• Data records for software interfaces
=-=-=-=-=

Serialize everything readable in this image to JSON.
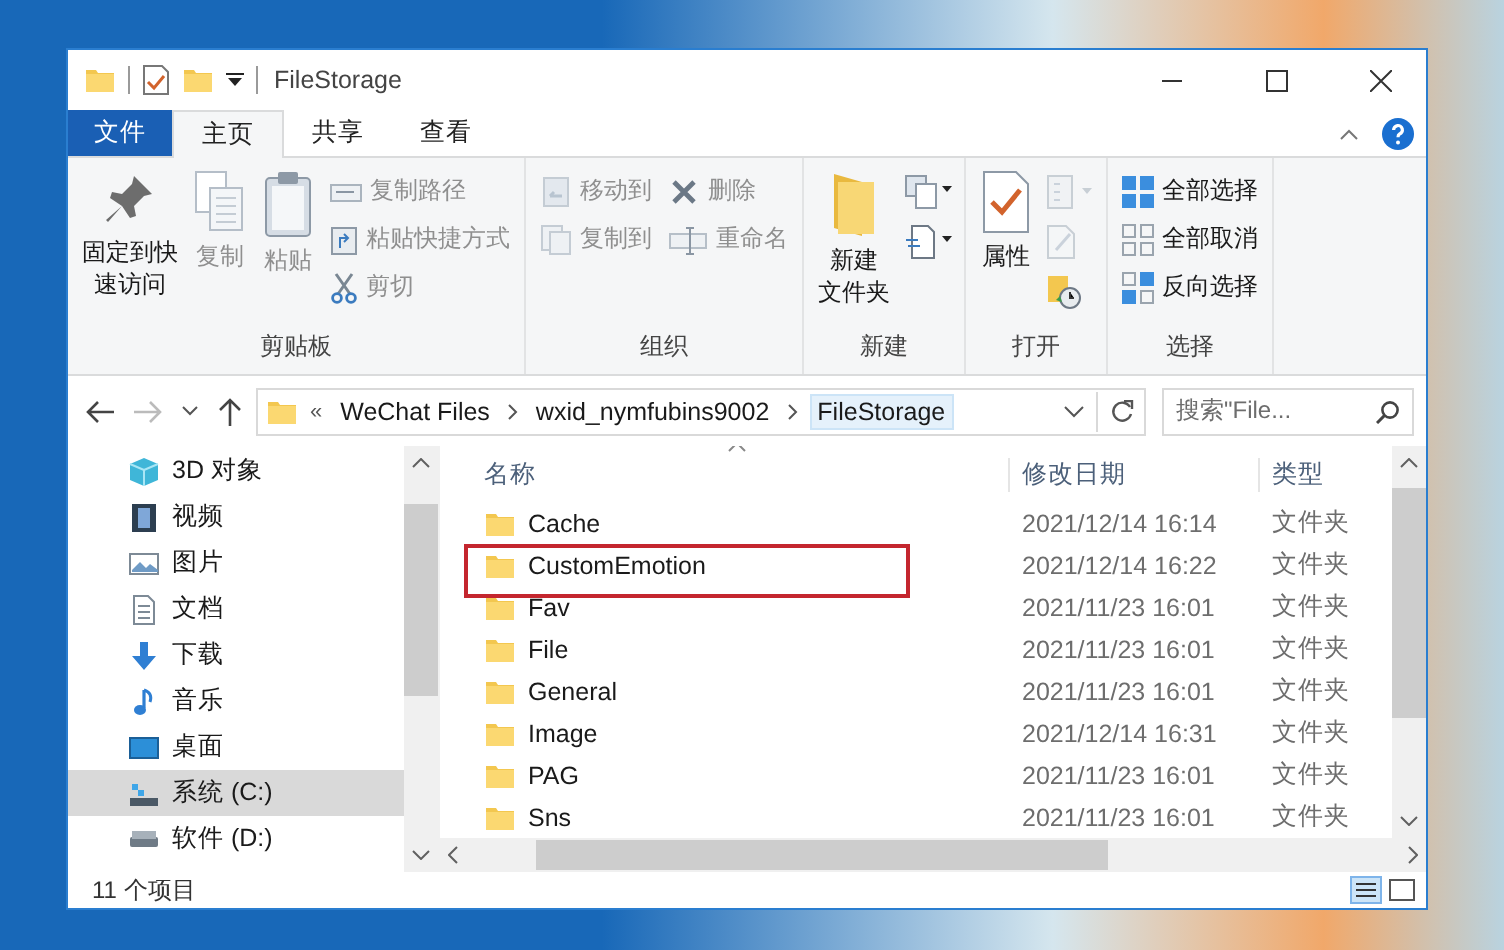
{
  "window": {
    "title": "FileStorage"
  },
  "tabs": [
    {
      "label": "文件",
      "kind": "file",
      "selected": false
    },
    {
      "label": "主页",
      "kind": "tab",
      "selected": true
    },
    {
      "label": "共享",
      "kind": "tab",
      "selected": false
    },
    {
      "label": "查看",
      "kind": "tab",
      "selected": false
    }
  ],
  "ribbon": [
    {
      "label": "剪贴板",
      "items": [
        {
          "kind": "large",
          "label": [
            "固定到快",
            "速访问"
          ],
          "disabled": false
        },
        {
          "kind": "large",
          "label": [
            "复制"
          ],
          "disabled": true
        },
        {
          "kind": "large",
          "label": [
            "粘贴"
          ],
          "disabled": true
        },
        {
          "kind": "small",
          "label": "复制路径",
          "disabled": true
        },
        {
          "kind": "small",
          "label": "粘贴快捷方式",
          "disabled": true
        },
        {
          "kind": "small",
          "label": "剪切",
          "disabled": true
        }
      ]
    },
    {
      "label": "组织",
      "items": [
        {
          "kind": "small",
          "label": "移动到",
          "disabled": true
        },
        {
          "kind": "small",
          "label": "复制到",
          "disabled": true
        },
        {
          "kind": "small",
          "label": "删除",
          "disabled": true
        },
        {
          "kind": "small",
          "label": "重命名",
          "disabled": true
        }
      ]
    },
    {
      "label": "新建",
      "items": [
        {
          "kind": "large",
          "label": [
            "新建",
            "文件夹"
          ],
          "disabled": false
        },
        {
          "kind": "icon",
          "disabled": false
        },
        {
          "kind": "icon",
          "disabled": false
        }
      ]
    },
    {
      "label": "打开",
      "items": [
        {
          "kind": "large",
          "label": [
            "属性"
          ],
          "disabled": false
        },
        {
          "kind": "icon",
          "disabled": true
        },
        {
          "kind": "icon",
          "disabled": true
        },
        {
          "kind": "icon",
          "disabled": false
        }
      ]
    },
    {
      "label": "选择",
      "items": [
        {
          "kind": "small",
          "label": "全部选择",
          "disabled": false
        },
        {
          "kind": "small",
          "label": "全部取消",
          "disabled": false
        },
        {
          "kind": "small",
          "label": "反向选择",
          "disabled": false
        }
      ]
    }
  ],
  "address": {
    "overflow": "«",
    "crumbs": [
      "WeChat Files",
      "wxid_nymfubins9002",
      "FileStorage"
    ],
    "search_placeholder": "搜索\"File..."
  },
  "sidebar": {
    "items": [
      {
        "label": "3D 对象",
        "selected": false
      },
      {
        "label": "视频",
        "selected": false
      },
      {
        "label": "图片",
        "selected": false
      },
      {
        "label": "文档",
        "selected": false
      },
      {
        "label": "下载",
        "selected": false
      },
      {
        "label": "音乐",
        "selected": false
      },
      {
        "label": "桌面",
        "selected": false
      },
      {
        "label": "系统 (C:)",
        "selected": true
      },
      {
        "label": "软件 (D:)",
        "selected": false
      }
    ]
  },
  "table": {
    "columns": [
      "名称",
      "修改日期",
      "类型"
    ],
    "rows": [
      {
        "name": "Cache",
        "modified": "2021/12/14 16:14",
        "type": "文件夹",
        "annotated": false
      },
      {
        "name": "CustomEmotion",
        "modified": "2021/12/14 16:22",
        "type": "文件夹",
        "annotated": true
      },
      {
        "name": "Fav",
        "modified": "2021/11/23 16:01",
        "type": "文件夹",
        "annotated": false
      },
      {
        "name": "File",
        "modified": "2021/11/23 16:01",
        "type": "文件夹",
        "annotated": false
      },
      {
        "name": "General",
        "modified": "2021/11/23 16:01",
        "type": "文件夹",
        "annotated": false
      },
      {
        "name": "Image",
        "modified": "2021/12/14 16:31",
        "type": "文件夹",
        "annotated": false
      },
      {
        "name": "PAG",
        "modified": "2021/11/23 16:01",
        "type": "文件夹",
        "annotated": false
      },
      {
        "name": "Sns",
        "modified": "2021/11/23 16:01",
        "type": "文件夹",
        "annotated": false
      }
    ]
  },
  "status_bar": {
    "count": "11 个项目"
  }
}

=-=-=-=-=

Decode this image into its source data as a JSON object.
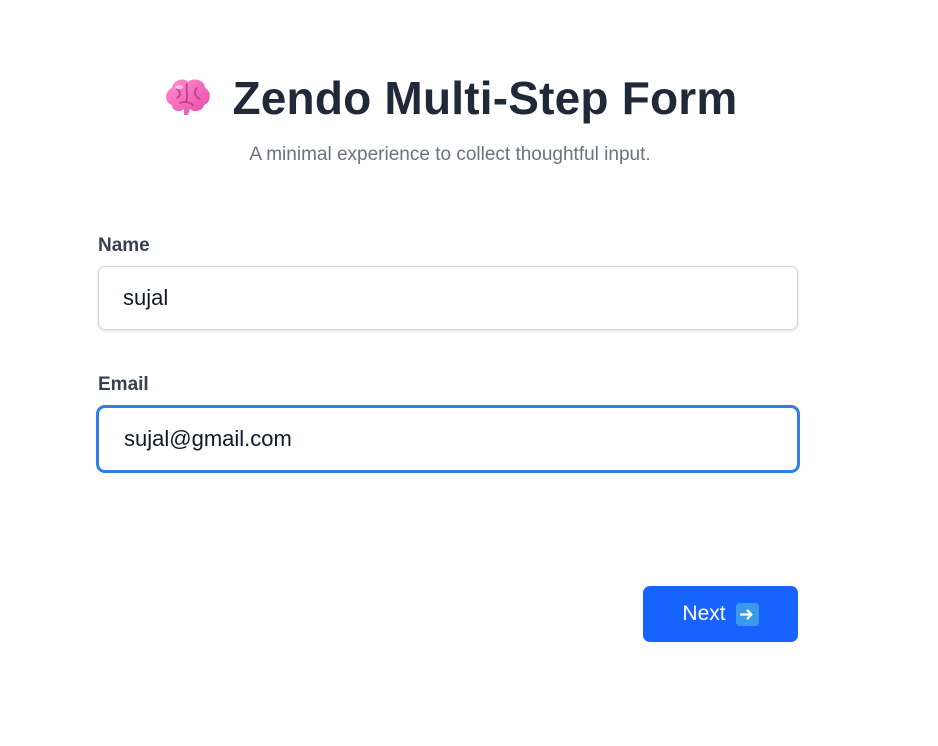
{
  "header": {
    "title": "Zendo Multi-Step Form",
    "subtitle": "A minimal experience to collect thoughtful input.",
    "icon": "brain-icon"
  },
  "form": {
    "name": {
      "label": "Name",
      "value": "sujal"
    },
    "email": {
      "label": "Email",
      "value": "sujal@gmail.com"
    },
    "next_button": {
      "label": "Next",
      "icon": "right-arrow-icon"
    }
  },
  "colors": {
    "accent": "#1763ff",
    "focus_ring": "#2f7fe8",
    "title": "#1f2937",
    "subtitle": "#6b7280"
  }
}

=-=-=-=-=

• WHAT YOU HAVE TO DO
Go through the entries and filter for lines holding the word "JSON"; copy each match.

• WRITTEN SOLUTION
Serialize everything readable in this image to JSON.
Decode this image into its source data as a JSON object.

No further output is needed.